Records contained in a dataset:

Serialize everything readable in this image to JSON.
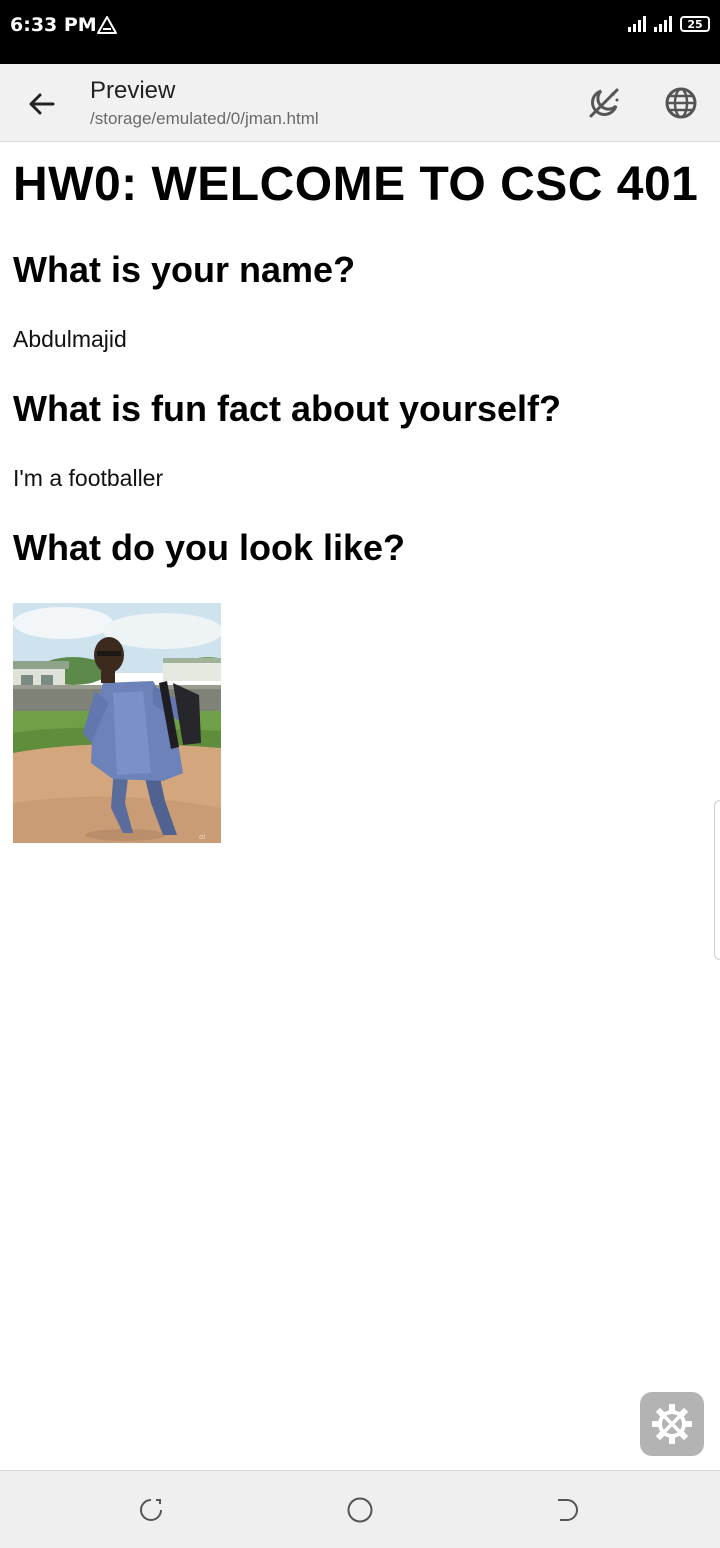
{
  "status_bar": {
    "time": "6:33 PM",
    "battery": "25",
    "icons": [
      "warning-triangle-icon",
      "signal-icon",
      "signal-icon",
      "battery-icon"
    ]
  },
  "app_bar": {
    "title": "Preview",
    "subtitle": "/storage/emulated/0/jman.html",
    "icons": [
      "back-arrow-icon",
      "night-mode-icon",
      "globe-icon"
    ]
  },
  "content": {
    "heading": "HW0: WELCOME TO CSC 401",
    "q_name": "What is your name?",
    "a_name": "Abdulmajid",
    "q_fact": "What is fun fact about yourself?",
    "a_fact": "I'm a footballer",
    "q_look": "What do you look like?"
  },
  "floating": {
    "icon": "settings-tools-icon"
  },
  "nav_bar": {
    "icons": [
      "recents-icon",
      "home-icon",
      "back-icon"
    ]
  },
  "colors": {
    "status_bar": "#000000",
    "app_bar": "#f1f1f1",
    "fab": "#b3b3b3"
  }
}
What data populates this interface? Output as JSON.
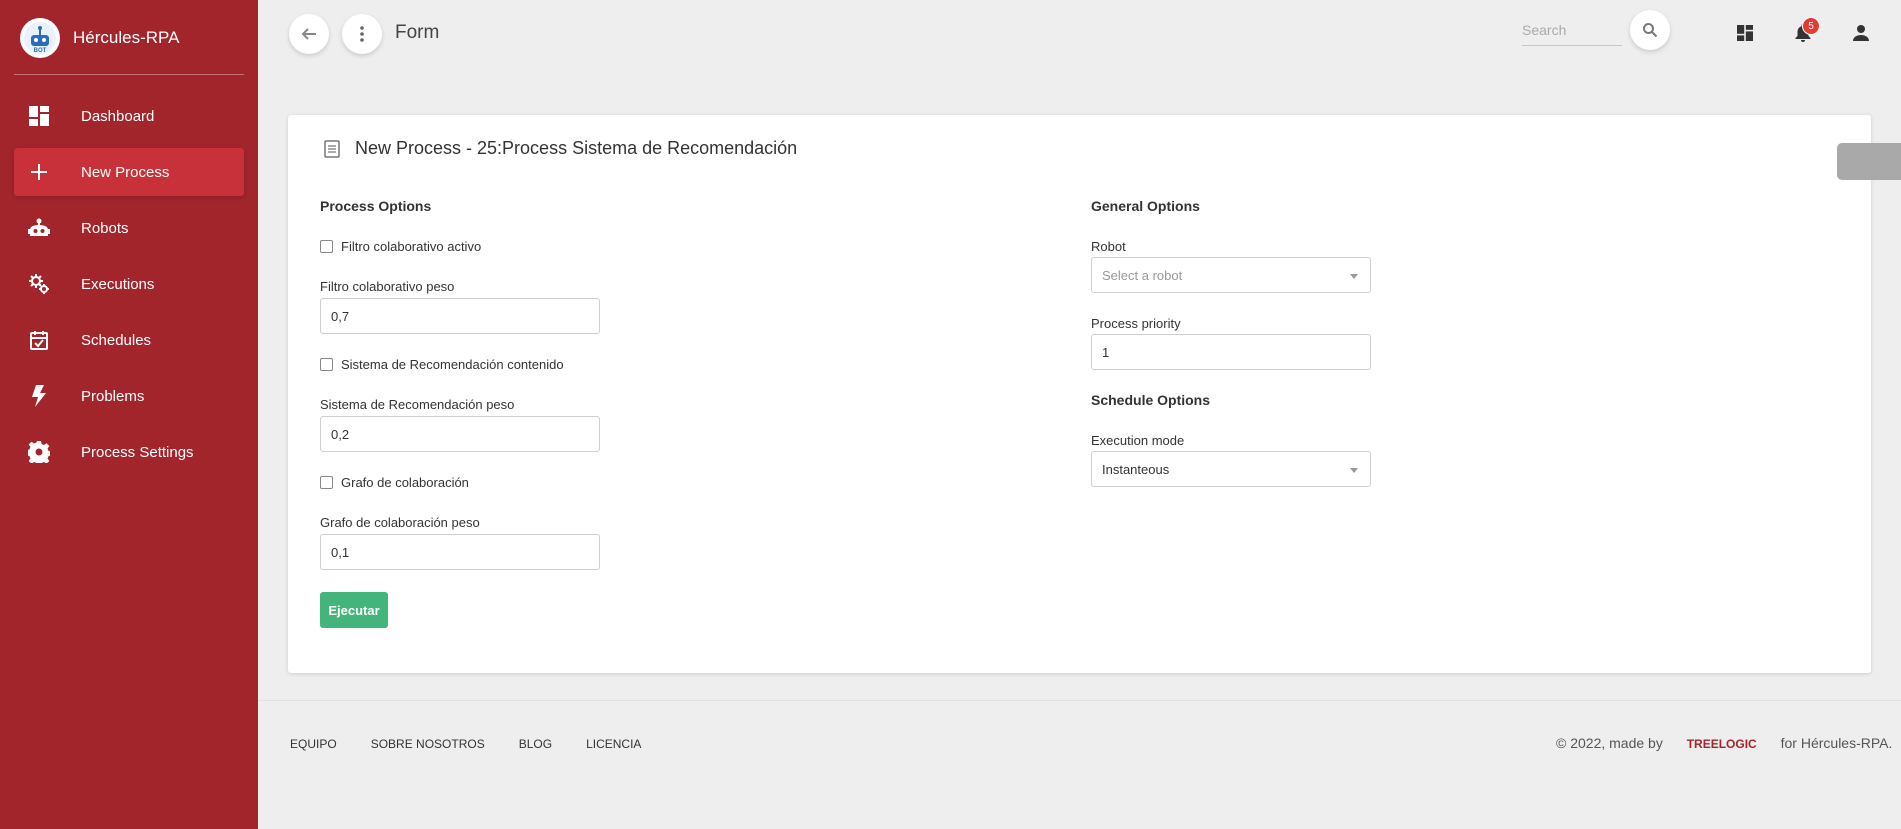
{
  "app": {
    "name": "Hércules-RPA"
  },
  "sidebar": {
    "items": [
      {
        "label": "Dashboard",
        "icon": "dashboard-icon",
        "active": false
      },
      {
        "label": "New Process",
        "icon": "plus-icon",
        "active": true
      },
      {
        "label": "Robots",
        "icon": "robot-icon",
        "active": false
      },
      {
        "label": "Executions",
        "icon": "gears-icon",
        "active": false
      },
      {
        "label": "Schedules",
        "icon": "calendar-check-icon",
        "active": false
      },
      {
        "label": "Problems",
        "icon": "lightning-icon",
        "active": false
      },
      {
        "label": "Process Settings",
        "icon": "settings-icon",
        "active": false
      }
    ]
  },
  "header": {
    "title": "Form",
    "search_placeholder": "Search",
    "notification_count": "5"
  },
  "card": {
    "title": "New Process - 25:Process Sistema de Recomendación",
    "process_options": {
      "title": "Process Options",
      "cb1_label": "Filtro colaborativo activo",
      "field1_label": "Filtro colaborativo peso",
      "field1_value": "0,7",
      "cb2_label": "Sistema de Recomendación contenido",
      "field2_label": "Sistema de Recomendación peso",
      "field2_value": "0,2",
      "cb3_label": "Grafo de colaboración",
      "field3_label": "Grafo de colaboración peso",
      "field3_value": "0,1",
      "submit_label": "Ejecutar"
    },
    "general_options": {
      "title": "General Options",
      "robot_label": "Robot",
      "robot_placeholder": "Select a robot",
      "priority_label": "Process priority",
      "priority_value": "1"
    },
    "schedule_options": {
      "title": "Schedule Options",
      "mode_label": "Execution mode",
      "mode_value": "Instanteous"
    }
  },
  "footer": {
    "links": [
      "EQUIPO",
      "SOBRE NOSOTROS",
      "BLOG",
      "LICENCIA"
    ],
    "copyright_prefix": "© 2022, made by",
    "brand": "TREELOGIC",
    "copyright_suffix": "for Hércules-RPA."
  },
  "colors": {
    "sidebar": "#a2252c",
    "active_item": "#c8313a",
    "submit": "#43b47c",
    "badge": "#e53935"
  }
}
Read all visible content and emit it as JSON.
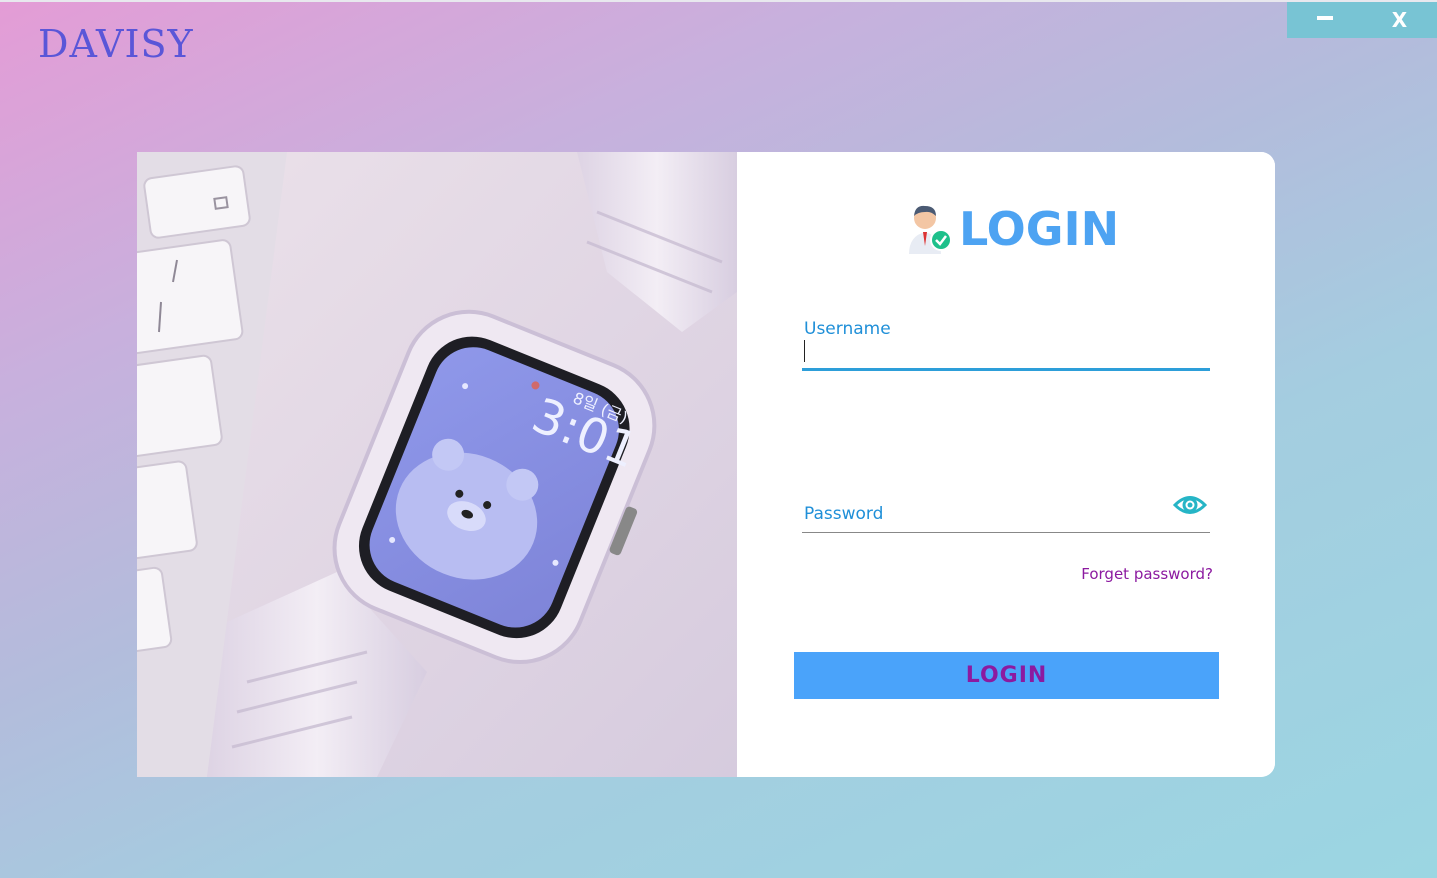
{
  "app": {
    "brand": "DAVISY"
  },
  "window_controls": {
    "minimize_icon": "minus-icon",
    "close_label": "X"
  },
  "login": {
    "title": "LOGIN",
    "avatar_icon": "user-verified-icon",
    "username_label": "Username",
    "username_value": "",
    "password_label": "Password",
    "password_value": "",
    "show_password_icon": "eye-icon",
    "forget_link": "Forget password?",
    "submit_label": "LOGIN"
  },
  "photo": {
    "subject": "watch-photo",
    "watch_time": "3:01",
    "watch_date": "8일 (금)"
  },
  "colors": {
    "accent": "#4aa3fa",
    "title": "#4da3f2",
    "link": "#8c1aa0",
    "brand": "#5a56d8",
    "window_controls": "#78c4d4"
  }
}
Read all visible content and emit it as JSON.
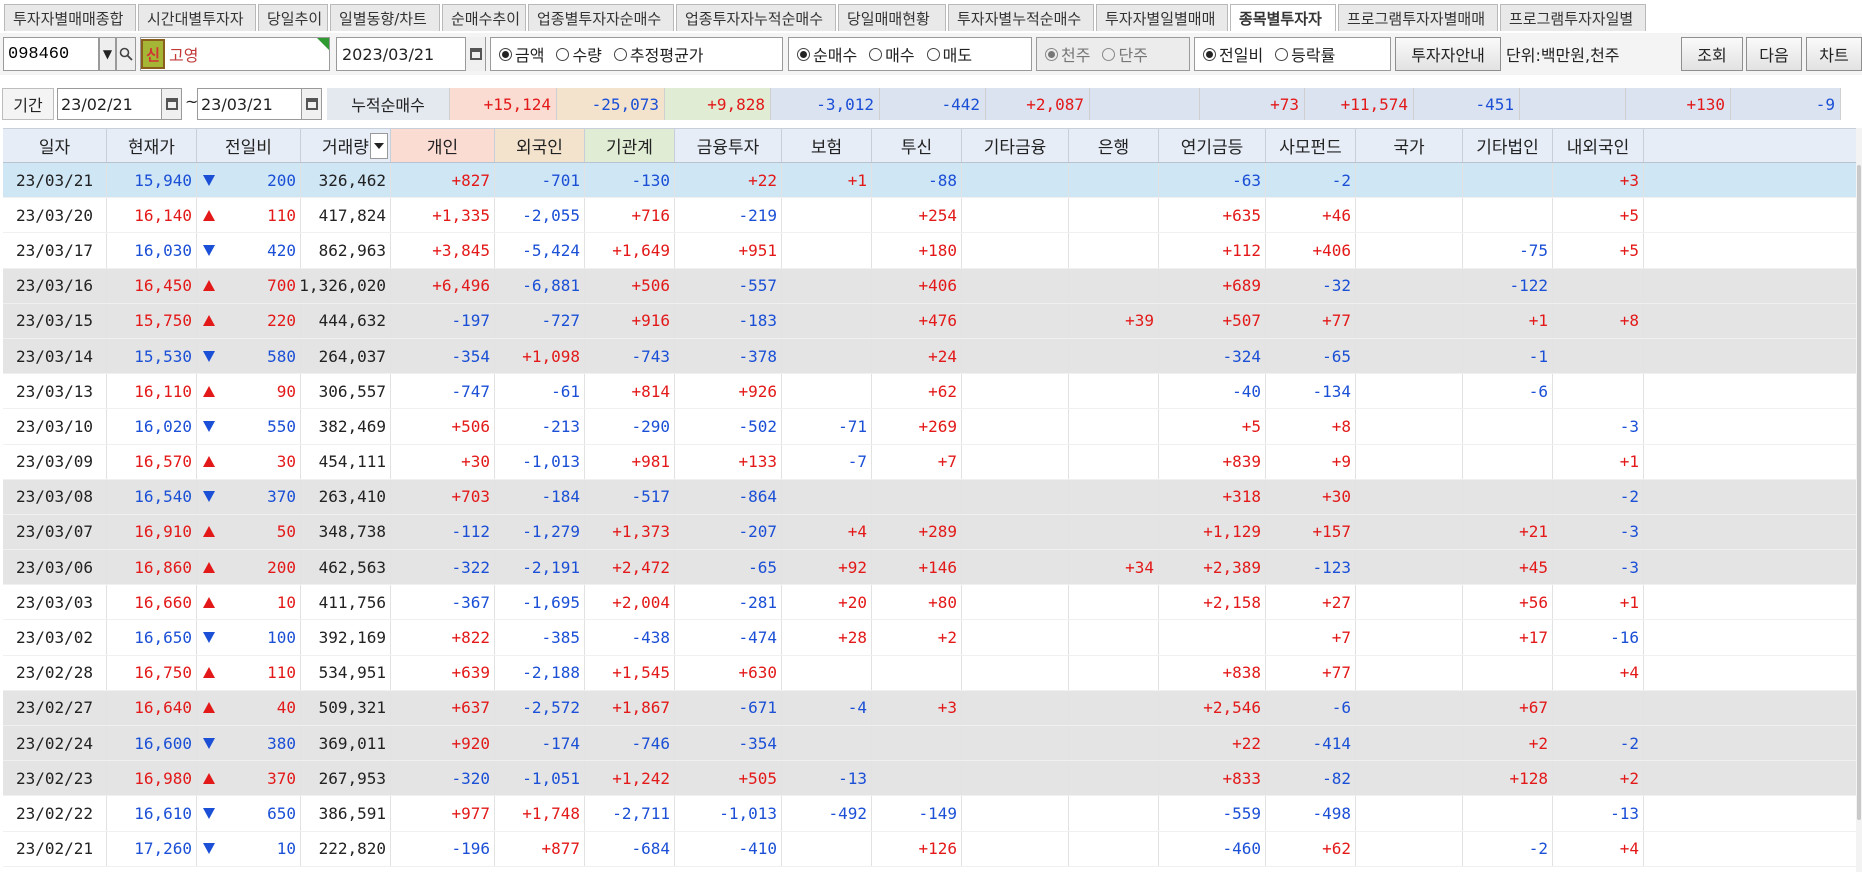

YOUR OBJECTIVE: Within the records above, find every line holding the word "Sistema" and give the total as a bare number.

EXPECTED ANSWER: 3